Fairwork Coalition - The Issues
The coalition will look at ways of ensuring fairness at work for those in
low paid and precarious jobs, focusing in particular on reforming the law on
employment status to ensure all working people benefit from the same statutory
employment protection and employers are not able to use legal loopholes to
avoid basic rights.
In the UK there are three main categories of employment status: ‘employees’, ‘workers’ and
the ‘self-employed’. Being classified as 'self-employed',
a 'worker' or an 'employee' has major implications
for the statutory rights people have at work.
'Employees' are covered by all statutory employment rights, provided
in some cases they meet the qualifying periods.
'Workers' have the right to be paid the minimum wage, to be paid
statutory holidays and not to be discriminated against at work. But they
have no job security as they lack the right to statutory minimum notice and
protection from unfair dismissal. As a result, they can therefore find
themselves out of work at a moment’s notice. They are also particularly
vulnerable at times of recession as they do not have rights to statutory redundancy
pay. Even though individuals often accept more ‘flexible forms of work’ in
order to accommodate their caring needs, such ‘workers’ lose out
on family friendly rights such as rights to maternity, paternity, adoption
and parental leave and the right to request to work flexibly.
The 'self-employed' have the least protection, being only covered
by health and safety rights, anti-discrimination and equal pay.
A further problem is that it is often difficult for an individual to prove
what their employment status is and therefore which rights they are entitled
to. Where an employer refuses an individual their rights because of their status,
and the individual is not represented by a trade union, they may have no option
but to make a claim to an employment tribunal. However, this can be
an intimidating and expensive experience and can result in uncertain and inconsistent
outcomes, due to the complex and ever-changing tests which tribunals use to
decide whether an individual is an employee, a worker, or self-employed. Employers
and their lawyers have also become increasingly adept at drafting contracts
designed to label an individual as self-employed.
The coalition is concerned that an increasing number of working people in
the UK are being denied rights that provide job security and fair treatment
in the workplace as a result of their employment status. This includes most
agency workers, home workers, seasonal workers and casual staff
The case studies in our newreport Fair
Work – Fighting poverty through decent jobs confirm
that the employment status loophole is a key reason behind the ongoing existence
of insecure work, denying some of the very worst off workers the most basic
of protections and making it even less likely that they will progress to

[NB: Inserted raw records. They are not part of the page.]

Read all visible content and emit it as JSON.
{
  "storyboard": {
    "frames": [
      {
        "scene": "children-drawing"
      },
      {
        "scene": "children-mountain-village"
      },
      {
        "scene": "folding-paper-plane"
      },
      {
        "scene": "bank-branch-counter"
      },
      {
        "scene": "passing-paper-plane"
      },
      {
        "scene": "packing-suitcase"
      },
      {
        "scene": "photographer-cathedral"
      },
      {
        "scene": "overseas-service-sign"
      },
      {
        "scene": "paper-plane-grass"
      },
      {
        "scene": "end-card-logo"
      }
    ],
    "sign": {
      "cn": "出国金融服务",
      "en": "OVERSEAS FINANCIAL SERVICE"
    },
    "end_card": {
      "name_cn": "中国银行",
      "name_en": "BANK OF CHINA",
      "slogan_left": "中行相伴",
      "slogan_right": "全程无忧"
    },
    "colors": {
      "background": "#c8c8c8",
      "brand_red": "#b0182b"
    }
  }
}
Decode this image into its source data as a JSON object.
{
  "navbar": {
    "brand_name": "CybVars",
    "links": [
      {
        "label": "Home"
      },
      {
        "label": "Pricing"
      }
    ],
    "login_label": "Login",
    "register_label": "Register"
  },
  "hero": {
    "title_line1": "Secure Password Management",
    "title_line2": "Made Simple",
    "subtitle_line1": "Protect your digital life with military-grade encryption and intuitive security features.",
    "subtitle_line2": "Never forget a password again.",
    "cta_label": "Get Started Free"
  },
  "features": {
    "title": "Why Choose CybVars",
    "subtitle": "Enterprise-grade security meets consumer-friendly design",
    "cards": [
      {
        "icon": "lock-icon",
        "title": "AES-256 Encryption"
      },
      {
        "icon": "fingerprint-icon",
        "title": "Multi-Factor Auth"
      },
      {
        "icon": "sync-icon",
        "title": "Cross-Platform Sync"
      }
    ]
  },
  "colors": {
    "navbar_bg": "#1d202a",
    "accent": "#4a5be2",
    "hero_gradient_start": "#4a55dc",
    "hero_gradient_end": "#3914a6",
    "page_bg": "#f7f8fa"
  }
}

better jobs. The Commission on Vulnerable Employment’s report [short
report] [full report]
also clearly showed the link between precarious employment, as a result of
poor employment protection, and mistreatment at work.
The CoVE Report also made a conservative estimate that at least 2 million
workers in the UK were in vulnerable employment, with at least 500,000 of these
workers in extremely insecure and low-paid work.
Workers in temporary and insecure jobs are at high risk of persistent poverty.
People in this position are faced with large variations in their weekly incomes,
poor working conditions and limited access to training and progression routes.
They are likely to have poorer health as a result of their work and to cycle
between unemployment and low paid jobs – further reducing their longer
term employment prospects.
The evidence also makes clear that extending legal protections to these workers
would not have adverse economic effects, but would lead to positive outcomes
for working people and their families. The OECD has convincingly shown that
employment protection legislation does not have a negative effect on employment
and unemployment levels and can assist in reducing inequality (as we discuss
in more detail in our report Fair Work – Fighting poverty through
decent jobs and in a new Touchstone
pamphlet). Many other European countries with successful economies ensure
far better working protections for all workers.
The coalition believes that the UK’s system of employment status is
enabling mistreatment, and that there is a strong need to modernise the law
so that it accommodates the UK’s increasingly diverse and flexible forms
of employment relationship and ensures that all working people have the same
set of basic rights.
Change is needed now. The Government needs to act to make fairness at work
a reality for all working people.